ASCs can support compliance through concerted efforts to collect patient responsibility at time of service. Today, there are many software programs that help to expedite and streamline this process for both the patient and the facility. Patients are increasingly becoming educated consumers and will benefit from clear information regarding their out-ofpocket expenses particularly when received prior to care being provided. ASCs also have an opportunity to adopt or refine their small balance write-off policy. This policy should be applied consistently to all accounts and should outline qualifications for small debt accounts; typically, when it becomes cost prohibitive to continue an attempt to collect on the balance due and specify the documentation requirements for collection attempts prior to a bad debt write-off. Facilities should also have clearly defined medical and financial indigency policies and economic hardship policies. These policies will bolster the facilities compliance with federal and state guidelines while isolating accounts where patient responsibility is handled differently due to confirmed hardships.
As healthcare providers, we have all experienced real-life scenarios or encountered policies that allow for professional courtesy and patient discounts to healthcare costs. According to the OIG, discounts and professional courtesy may not be appropriate unless the total fee is discounted or reduced. This means that the payor (Medicare or private payor) should receive its proportional share of the discount or reduction that was offered to the patient. Offering the discount to the patient only, while still collecting allowed reimbursement from the insurance carrier, can be viewed as a mis-statement of actual charges and may be a fraudulent practice. The compliance guidance continues by identifying that best practice is to stay away from providing any form of professional courtesy or discount.
Prompt pay discounts are sometimes used to encourage patients to pay most of their outstanding medical bill during a specified period. These programs, though potentially supportive of improved patient responsibility collections, must be structured appropriately to ensure that they do not violate applicable laws and even payor contracts. The federal fraud and abuse laws mentioned above apply to this practice as well and should be reviewed thoroughly and preferably with legal counsel to prevent non-compliance. ASCs must also monitor state statutes that may prohibit the discounting or routine waiver of patient responsibility.
In closing, high deductible health plans have catapulted patients into being one of the main payors in healthcare today. As a result, and in combination with the growing federal and commercial payor focus on compliance, much attention is being given to patient responsibility collection practices. The Office of Inspector General’s compliance guidance lays the footprint for an ASC’s expansive compliance program. New technologies can offer support to business operations through the education of patients and streamlined process improvement of patient collections. Adherence to compliance standards is imperative to the health and prosperity of any facility. In the words of Paul McNulty, Former U.S. Deputy Attorney General, “If you think compliance is expensive, try non-compliance.”

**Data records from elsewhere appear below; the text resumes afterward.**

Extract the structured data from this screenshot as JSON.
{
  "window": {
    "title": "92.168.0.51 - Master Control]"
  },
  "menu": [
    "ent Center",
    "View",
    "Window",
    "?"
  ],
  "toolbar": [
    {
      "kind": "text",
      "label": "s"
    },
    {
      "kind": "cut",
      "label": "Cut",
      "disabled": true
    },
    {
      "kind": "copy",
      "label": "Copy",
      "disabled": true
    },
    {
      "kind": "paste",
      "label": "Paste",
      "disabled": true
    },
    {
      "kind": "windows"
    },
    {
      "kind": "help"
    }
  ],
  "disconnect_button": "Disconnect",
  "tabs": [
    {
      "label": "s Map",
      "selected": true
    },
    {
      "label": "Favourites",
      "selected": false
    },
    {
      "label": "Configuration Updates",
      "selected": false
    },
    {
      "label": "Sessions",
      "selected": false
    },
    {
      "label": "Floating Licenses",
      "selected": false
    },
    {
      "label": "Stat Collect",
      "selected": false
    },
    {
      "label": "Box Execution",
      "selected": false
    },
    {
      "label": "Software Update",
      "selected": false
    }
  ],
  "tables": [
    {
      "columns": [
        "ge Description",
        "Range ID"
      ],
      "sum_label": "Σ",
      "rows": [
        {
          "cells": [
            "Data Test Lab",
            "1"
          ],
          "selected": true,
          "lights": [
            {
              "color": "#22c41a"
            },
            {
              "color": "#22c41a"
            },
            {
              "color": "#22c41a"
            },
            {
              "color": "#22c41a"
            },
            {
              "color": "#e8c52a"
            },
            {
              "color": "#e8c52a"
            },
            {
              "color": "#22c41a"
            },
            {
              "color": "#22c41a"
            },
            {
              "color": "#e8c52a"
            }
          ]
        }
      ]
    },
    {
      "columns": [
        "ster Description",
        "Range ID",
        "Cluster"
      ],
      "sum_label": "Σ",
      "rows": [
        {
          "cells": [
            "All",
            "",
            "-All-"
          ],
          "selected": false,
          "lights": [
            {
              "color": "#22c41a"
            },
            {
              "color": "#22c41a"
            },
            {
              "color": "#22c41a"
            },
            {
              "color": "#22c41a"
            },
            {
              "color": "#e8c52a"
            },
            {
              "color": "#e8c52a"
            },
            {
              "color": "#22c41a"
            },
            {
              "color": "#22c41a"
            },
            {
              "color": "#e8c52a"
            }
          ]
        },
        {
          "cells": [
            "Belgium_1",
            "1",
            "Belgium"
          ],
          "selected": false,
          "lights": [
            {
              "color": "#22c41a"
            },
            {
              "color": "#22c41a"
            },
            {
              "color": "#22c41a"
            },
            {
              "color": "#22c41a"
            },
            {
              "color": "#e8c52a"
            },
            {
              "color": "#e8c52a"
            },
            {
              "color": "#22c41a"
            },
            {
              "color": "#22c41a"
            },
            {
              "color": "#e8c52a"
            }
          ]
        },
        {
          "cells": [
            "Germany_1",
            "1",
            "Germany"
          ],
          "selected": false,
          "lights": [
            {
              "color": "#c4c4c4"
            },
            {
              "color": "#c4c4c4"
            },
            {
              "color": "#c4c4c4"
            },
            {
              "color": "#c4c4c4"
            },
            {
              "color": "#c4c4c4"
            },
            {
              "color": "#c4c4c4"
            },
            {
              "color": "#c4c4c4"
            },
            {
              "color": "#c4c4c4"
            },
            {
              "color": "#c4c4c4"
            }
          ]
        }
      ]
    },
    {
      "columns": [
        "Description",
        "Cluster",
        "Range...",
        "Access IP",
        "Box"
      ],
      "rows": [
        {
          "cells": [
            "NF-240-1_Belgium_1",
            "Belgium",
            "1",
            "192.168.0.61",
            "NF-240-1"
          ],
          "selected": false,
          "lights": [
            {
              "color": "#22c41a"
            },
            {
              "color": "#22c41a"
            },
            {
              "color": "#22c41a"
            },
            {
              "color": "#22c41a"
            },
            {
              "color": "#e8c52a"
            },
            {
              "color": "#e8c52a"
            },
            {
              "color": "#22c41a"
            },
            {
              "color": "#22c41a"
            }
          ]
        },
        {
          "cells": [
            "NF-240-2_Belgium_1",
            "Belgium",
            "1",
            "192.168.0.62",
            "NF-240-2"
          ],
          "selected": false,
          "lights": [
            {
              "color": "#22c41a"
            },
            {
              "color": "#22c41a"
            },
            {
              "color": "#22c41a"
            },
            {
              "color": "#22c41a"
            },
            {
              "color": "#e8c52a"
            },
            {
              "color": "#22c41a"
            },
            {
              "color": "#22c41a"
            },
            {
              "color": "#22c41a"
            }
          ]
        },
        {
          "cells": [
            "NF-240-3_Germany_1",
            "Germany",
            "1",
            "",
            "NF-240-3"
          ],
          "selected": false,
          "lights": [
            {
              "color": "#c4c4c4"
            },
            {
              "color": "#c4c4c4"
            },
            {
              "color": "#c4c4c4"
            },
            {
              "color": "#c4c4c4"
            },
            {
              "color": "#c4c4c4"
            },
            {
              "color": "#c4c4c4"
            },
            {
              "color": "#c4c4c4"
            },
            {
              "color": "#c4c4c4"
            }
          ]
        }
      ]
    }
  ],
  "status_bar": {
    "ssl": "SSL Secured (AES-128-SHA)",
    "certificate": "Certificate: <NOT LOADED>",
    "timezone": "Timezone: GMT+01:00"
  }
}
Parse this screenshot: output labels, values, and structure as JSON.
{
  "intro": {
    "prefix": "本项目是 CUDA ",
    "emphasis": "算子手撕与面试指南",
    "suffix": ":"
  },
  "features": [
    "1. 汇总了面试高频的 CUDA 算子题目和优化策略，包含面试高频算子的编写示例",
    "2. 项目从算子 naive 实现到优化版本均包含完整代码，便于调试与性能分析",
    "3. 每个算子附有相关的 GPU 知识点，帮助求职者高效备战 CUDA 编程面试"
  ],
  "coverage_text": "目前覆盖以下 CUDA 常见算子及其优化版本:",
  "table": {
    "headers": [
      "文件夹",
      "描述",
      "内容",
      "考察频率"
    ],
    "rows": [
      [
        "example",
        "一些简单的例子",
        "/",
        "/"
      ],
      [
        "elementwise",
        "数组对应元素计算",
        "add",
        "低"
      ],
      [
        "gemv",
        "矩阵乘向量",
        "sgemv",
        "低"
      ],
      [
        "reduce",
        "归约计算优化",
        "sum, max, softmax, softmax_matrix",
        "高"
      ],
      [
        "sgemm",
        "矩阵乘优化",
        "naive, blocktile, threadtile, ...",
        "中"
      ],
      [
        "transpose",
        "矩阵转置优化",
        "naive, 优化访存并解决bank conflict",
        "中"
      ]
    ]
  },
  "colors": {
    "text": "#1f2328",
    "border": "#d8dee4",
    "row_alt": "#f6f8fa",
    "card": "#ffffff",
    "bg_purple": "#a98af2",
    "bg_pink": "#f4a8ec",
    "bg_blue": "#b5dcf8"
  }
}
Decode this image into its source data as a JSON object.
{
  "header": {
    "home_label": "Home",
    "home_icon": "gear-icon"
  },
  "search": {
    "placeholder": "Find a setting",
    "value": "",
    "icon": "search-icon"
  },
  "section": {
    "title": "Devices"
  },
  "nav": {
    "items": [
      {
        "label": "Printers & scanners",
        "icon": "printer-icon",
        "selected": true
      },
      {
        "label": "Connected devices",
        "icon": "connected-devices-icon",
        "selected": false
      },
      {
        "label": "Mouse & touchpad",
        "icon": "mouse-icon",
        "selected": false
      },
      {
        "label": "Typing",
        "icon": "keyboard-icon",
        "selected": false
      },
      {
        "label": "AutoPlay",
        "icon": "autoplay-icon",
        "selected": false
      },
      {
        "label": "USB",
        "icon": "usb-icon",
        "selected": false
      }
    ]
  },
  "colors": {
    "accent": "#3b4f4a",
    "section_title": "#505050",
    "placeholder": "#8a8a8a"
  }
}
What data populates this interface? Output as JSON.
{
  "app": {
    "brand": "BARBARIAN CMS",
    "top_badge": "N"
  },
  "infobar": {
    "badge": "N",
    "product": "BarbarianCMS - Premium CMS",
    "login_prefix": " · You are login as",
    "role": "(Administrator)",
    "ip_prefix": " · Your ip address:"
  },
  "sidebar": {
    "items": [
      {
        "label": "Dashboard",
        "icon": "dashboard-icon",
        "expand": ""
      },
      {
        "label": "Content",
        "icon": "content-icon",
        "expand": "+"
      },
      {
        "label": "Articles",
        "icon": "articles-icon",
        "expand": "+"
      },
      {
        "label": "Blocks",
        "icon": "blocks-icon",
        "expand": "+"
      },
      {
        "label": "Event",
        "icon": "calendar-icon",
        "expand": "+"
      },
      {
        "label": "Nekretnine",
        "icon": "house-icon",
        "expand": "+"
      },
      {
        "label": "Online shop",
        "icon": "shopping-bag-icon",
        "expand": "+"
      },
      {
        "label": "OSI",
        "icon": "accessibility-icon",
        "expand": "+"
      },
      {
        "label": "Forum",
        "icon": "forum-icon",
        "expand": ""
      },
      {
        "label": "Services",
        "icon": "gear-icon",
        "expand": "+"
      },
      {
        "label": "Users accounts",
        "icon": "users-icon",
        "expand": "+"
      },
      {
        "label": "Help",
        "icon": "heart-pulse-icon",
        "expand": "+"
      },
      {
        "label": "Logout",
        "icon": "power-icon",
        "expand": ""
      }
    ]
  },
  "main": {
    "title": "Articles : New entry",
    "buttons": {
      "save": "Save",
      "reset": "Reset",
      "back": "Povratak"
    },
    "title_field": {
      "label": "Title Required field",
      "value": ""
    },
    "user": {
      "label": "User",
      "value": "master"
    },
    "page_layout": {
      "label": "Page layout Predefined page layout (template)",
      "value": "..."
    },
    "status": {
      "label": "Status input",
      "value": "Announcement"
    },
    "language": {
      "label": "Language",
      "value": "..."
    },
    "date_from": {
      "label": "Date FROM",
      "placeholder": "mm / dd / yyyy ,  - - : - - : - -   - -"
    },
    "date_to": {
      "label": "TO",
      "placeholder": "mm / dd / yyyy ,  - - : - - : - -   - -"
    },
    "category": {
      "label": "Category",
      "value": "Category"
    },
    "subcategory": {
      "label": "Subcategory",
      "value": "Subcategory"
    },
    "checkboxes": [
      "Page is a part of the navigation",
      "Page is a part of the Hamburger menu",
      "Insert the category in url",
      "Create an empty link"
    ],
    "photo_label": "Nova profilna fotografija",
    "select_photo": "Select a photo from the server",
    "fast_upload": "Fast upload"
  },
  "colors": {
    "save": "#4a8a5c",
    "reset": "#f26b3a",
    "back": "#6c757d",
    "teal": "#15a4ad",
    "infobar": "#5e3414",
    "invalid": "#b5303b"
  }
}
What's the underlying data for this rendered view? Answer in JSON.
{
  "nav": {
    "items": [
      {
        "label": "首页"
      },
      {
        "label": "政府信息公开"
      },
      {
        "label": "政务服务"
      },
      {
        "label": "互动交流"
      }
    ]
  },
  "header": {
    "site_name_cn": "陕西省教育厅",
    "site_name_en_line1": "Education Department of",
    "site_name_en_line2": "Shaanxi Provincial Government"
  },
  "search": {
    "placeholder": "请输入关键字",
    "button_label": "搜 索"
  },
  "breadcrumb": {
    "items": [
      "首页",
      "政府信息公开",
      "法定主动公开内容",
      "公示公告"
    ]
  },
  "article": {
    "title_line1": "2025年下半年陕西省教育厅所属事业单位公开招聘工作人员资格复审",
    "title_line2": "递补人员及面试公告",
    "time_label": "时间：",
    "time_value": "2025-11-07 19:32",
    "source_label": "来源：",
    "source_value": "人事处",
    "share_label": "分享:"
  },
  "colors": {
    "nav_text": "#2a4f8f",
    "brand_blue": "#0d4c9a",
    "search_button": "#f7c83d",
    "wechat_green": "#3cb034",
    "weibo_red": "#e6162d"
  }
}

By Kylie Kaczor MSN-RN, CASC, CMPE, CPHRM, ACHE, CPCO, CLSSBB, Vice President, Clinical and Regulatory Affairs, National Medical Billing Service
This post was first published July 8, 2019 and was updated July 1, 2022.